A lottery is a game in which tickets are sold for a chance to win prizes, such as cash or goods. The winners are chosen at random by a drawing or other method. Lotteries are often used to raise money for public or private projects. The money raised can be used to fund things like roads, schools, and other infrastructure. Many people play the lottery on a regular basis, and spend billions each year. But the odds are very low, so you shouldn’t expect to win.
Aside from the fact that the probability of winning is extremely low, there are other reasons why playing the lottery is a bad idea. It can cause debt and financial problems for the players, especially if they don’t manage their money wisely.
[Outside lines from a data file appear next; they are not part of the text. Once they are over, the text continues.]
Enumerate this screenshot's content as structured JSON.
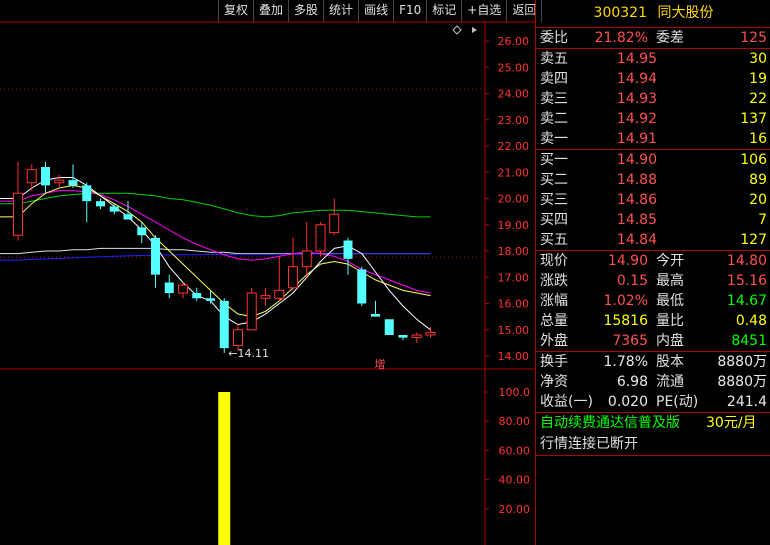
{
  "toolbar": [
    "复权",
    "叠加",
    "多股",
    "统计",
    "画线",
    "F10",
    "标记",
    "+自选",
    "返回"
  ],
  "chart_data": [
    {
      "type": "candlestick",
      "price_axis_ticks": [
        "26.00",
        "25.00",
        "24.00",
        "23.00",
        "22.00",
        "21.00",
        "20.00",
        "19.00",
        "18.00",
        "17.00",
        "16.00",
        "15.00",
        "14.00"
      ],
      "ylim": [
        13.8,
        26.4
      ],
      "candles": [
        {
          "o": 18.6,
          "h": 21.4,
          "l": 18.4,
          "c": 20.2
        },
        {
          "o": 20.6,
          "h": 21.3,
          "l": 20.3,
          "c": 21.1
        },
        {
          "o": 21.2,
          "h": 21.4,
          "l": 20.2,
          "c": 20.5
        },
        {
          "o": 20.6,
          "h": 20.9,
          "l": 20.4,
          "c": 20.7
        },
        {
          "o": 20.7,
          "h": 21.3,
          "l": 20.4,
          "c": 20.5
        },
        {
          "o": 20.5,
          "h": 20.6,
          "l": 19.1,
          "c": 19.9
        },
        {
          "o": 19.9,
          "h": 20.0,
          "l": 19.6,
          "c": 19.7
        },
        {
          "o": 19.7,
          "h": 19.8,
          "l": 19.4,
          "c": 19.5
        },
        {
          "o": 19.4,
          "h": 19.9,
          "l": 19.3,
          "c": 19.2
        },
        {
          "o": 18.9,
          "h": 19.1,
          "l": 18.3,
          "c": 18.6
        },
        {
          "o": 18.5,
          "h": 18.6,
          "l": 16.6,
          "c": 17.1
        },
        {
          "o": 16.8,
          "h": 17.1,
          "l": 16.2,
          "c": 16.4
        },
        {
          "o": 16.4,
          "h": 16.8,
          "l": 16.2,
          "c": 16.7
        },
        {
          "o": 16.4,
          "h": 16.6,
          "l": 16.1,
          "c": 16.2
        },
        {
          "o": 16.2,
          "h": 16.5,
          "l": 16.0,
          "c": 16.1
        },
        {
          "o": 16.1,
          "h": 16.2,
          "l": 14.11,
          "c": 14.3
        },
        {
          "o": 14.4,
          "h": 15.2,
          "l": 14.2,
          "c": 15.0
        },
        {
          "o": 15.0,
          "h": 16.6,
          "l": 15.0,
          "c": 16.4
        },
        {
          "o": 16.2,
          "h": 16.6,
          "l": 15.9,
          "c": 16.3
        },
        {
          "o": 16.2,
          "h": 17.8,
          "l": 16.1,
          "c": 16.5
        },
        {
          "o": 16.6,
          "h": 18.5,
          "l": 16.5,
          "c": 17.4
        },
        {
          "o": 17.4,
          "h": 19.1,
          "l": 17.0,
          "c": 18.0
        },
        {
          "o": 18.0,
          "h": 19.1,
          "l": 17.8,
          "c": 19.0
        },
        {
          "o": 18.7,
          "h": 20.0,
          "l": 18.6,
          "c": 19.4
        },
        {
          "o": 18.4,
          "h": 18.5,
          "l": 17.1,
          "c": 17.7
        },
        {
          "o": 17.3,
          "h": 17.4,
          "l": 15.9,
          "c": 16.0
        },
        {
          "o": 15.6,
          "h": 16.1,
          "l": 15.5,
          "c": 15.5
        },
        {
          "o": 15.4,
          "h": 15.4,
          "l": 14.8,
          "c": 14.8
        },
        {
          "o": 14.8,
          "h": 14.8,
          "l": 14.6,
          "c": 14.7
        },
        {
          "o": 14.7,
          "h": 14.9,
          "l": 14.5,
          "c": 14.8
        },
        {
          "o": 14.8,
          "h": 15.1,
          "l": 14.7,
          "c": 14.9
        }
      ],
      "low_marker": "←14.11",
      "annotation": "增",
      "ma_lines": [
        {
          "color": "#00d000",
          "values": [
            19.8,
            19.9,
            20.0,
            20.1,
            20.15,
            20.2,
            20.2,
            20.2,
            20.2,
            20.15,
            20.1,
            20.0,
            19.95,
            19.85,
            19.75,
            19.6,
            19.45,
            19.35,
            19.3,
            19.35,
            19.45,
            19.5,
            19.55,
            19.55,
            19.55,
            19.5,
            19.45,
            19.4,
            19.35,
            19.3,
            19.3
          ]
        },
        {
          "color": "#e0e0e0",
          "values": [
            17.9,
            17.95,
            18.0,
            18.0,
            18.05,
            18.05,
            18.1,
            18.1,
            18.1,
            18.1,
            18.1,
            18.05,
            18.05,
            18.0,
            17.95,
            17.95,
            17.9,
            17.9,
            17.9,
            17.9,
            17.9,
            17.9,
            17.9,
            17.9,
            17.9,
            17.9,
            17.9,
            17.9,
            17.9,
            17.9,
            17.9
          ]
        },
        {
          "color": "#2020ff",
          "values": [
            17.65,
            17.68,
            17.7,
            17.72,
            17.74,
            17.76,
            17.78,
            17.8,
            17.82,
            17.83,
            17.84,
            17.85,
            17.86,
            17.86,
            17.87,
            17.87,
            17.87,
            17.87,
            17.87,
            17.88,
            17.88,
            17.88,
            17.89,
            17.89,
            17.9,
            17.9,
            17.9,
            17.9,
            17.9,
            17.9,
            17.9
          ]
        },
        {
          "color": "#ff00ff",
          "values": [
            19.9,
            20.1,
            20.2,
            20.3,
            20.3,
            20.25,
            20.15,
            19.95,
            19.7,
            19.4,
            19.1,
            18.8,
            18.5,
            18.25,
            18.05,
            17.85,
            17.7,
            17.65,
            17.7,
            17.8,
            17.9,
            17.95,
            17.9,
            17.8,
            17.6,
            17.3,
            17.1,
            16.9,
            16.7,
            16.5,
            16.4
          ]
        },
        {
          "color": "#ffff60",
          "values": [
            19.3,
            19.8,
            20.2,
            20.4,
            20.5,
            20.4,
            20.1,
            19.8,
            19.5,
            19.1,
            18.5,
            18.0,
            17.5,
            17.0,
            16.5,
            16.0,
            15.6,
            15.5,
            15.7,
            16.1,
            16.6,
            17.1,
            17.5,
            17.6,
            17.5,
            17.2,
            16.9,
            16.7,
            16.5,
            16.4,
            16.3
          ]
        },
        {
          "color": "#ffffff",
          "values": [
            20.0,
            20.4,
            20.7,
            20.8,
            20.8,
            20.5,
            20.1,
            19.7,
            19.3,
            18.8,
            18.2,
            17.4,
            16.8,
            16.3,
            16.1,
            15.5,
            15.2,
            15.3,
            15.6,
            16.0,
            16.4,
            17.0,
            17.6,
            18.1,
            18.2,
            17.9,
            17.2,
            16.5,
            15.9,
            15.4,
            15.0
          ]
        }
      ]
    },
    {
      "type": "bar",
      "axis_ticks": [
        "100.0",
        "80.00",
        "60.00",
        "40.00",
        "20.00"
      ],
      "ylim": [
        0,
        105
      ],
      "bars": [
        {
          "index": 15,
          "value": 100
        }
      ]
    }
  ],
  "quote": {
    "code": "300321",
    "name": "同大股份",
    "weibi_label": "委比",
    "weibi_value": "21.82%",
    "weicha_label": "委差",
    "weicha_value": "125",
    "asks": [
      {
        "label": "卖五",
        "price": "14.95",
        "vol": "30"
      },
      {
        "label": "卖四",
        "price": "14.94",
        "vol": "19"
      },
      {
        "label": "卖三",
        "price": "14.93",
        "vol": "22"
      },
      {
        "label": "卖二",
        "price": "14.92",
        "vol": "137"
      },
      {
        "label": "卖一",
        "price": "14.91",
        "vol": "16"
      }
    ],
    "bids": [
      {
        "label": "买一",
        "price": "14.90",
        "vol": "106"
      },
      {
        "label": "买二",
        "price": "14.88",
        "vol": "89"
      },
      {
        "label": "买三",
        "price": "14.86",
        "vol": "20"
      },
      {
        "label": "买四",
        "price": "14.85",
        "vol": "7"
      },
      {
        "label": "买五",
        "price": "14.84",
        "vol": "127"
      }
    ],
    "stats": [
      {
        "l1": "现价",
        "v1": "14.90",
        "c1": "red",
        "l2": "今开",
        "v2": "14.80",
        "c2": "red"
      },
      {
        "l1": "涨跌",
        "v1": "0.15",
        "c1": "red",
        "l2": "最高",
        "v2": "15.16",
        "c2": "red"
      },
      {
        "l1": "涨幅",
        "v1": "1.02%",
        "c1": "red",
        "l2": "最低",
        "v2": "14.67",
        "c2": "green"
      },
      {
        "l1": "总量",
        "v1": "15816",
        "c1": "yellow",
        "l2": "量比",
        "v2": "0.48",
        "c2": "yellow"
      },
      {
        "l1": "外盘",
        "v1": "7365",
        "c1": "red",
        "l2": "内盘",
        "v2": "8451",
        "c2": "green"
      }
    ],
    "fundamentals": [
      {
        "l1": "换手",
        "v1": "1.78%",
        "l2": "股本",
        "v2": "8880万"
      },
      {
        "l1": "净资",
        "v1": "6.98",
        "l2": "流通",
        "v2": "8880万"
      },
      {
        "l1": "收益(一)",
        "v1": "0.020",
        "l2": "PE(动)",
        "v2": "241.4"
      }
    ],
    "ad_text": "自动续费通达信普及版",
    "ad_price": "30元/月",
    "status": "行情连接已断开"
  },
  "colors": {
    "up": "#ff3232",
    "down": "#54ffff",
    "grid": "#b00000",
    "axis_text": "#ff3232"
  }
}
In addition, the prizes that are offered in lotteries can be very small. This is why it’s important to know the odds of winning before you buy a ticket.
Lotteries have long been a popular way to raise money for public works and charities, but they have also been subject to intense criticism. Some of this has focused on the effects of gambling, such as compulsive behavior and the regressive impact on lower-income groups. Other criticisms have centered on the way that lotteries are run, such as their reliance on advertising and the distorted value of lottery winnings (lottery jackpots are typically paid in equal annual installments over 20 years, which can be significantly eroded by inflation).
One thing that’s clear is that lottery operations are a complex mix of commerce and government. In general, states legislate a monopoly for themselves, select an agency or public corporation to operate the lottery, start with a small number of relatively simple games, and progressively expand their operations as they learn what the market wants. The state also sets the rules that determine how frequently and how much money is available for prize winners.
It’s no secret that the odds of winning are incredibly low, but some players still try to beat the odds by buying a large number of tickets and selecting only the numbers that appear most often in the pool. But these strategies can backfire. A study published in the journal Science found that even when a player selects all of the most frequent numbers, they will only win about 2% of the time. The problem is that these players tend to underestimate how rare the most common numbers actually are.
A better strategy is to use combinatorial math and probability theory to understand how numbers behave over time. For example, it’s best to avoid picking numbers that end in the same digit or those that appear multiple times in a group. This will improve your success-to-failure ratio, and also make sure that you’re covering a wide range of numbers in the available pool.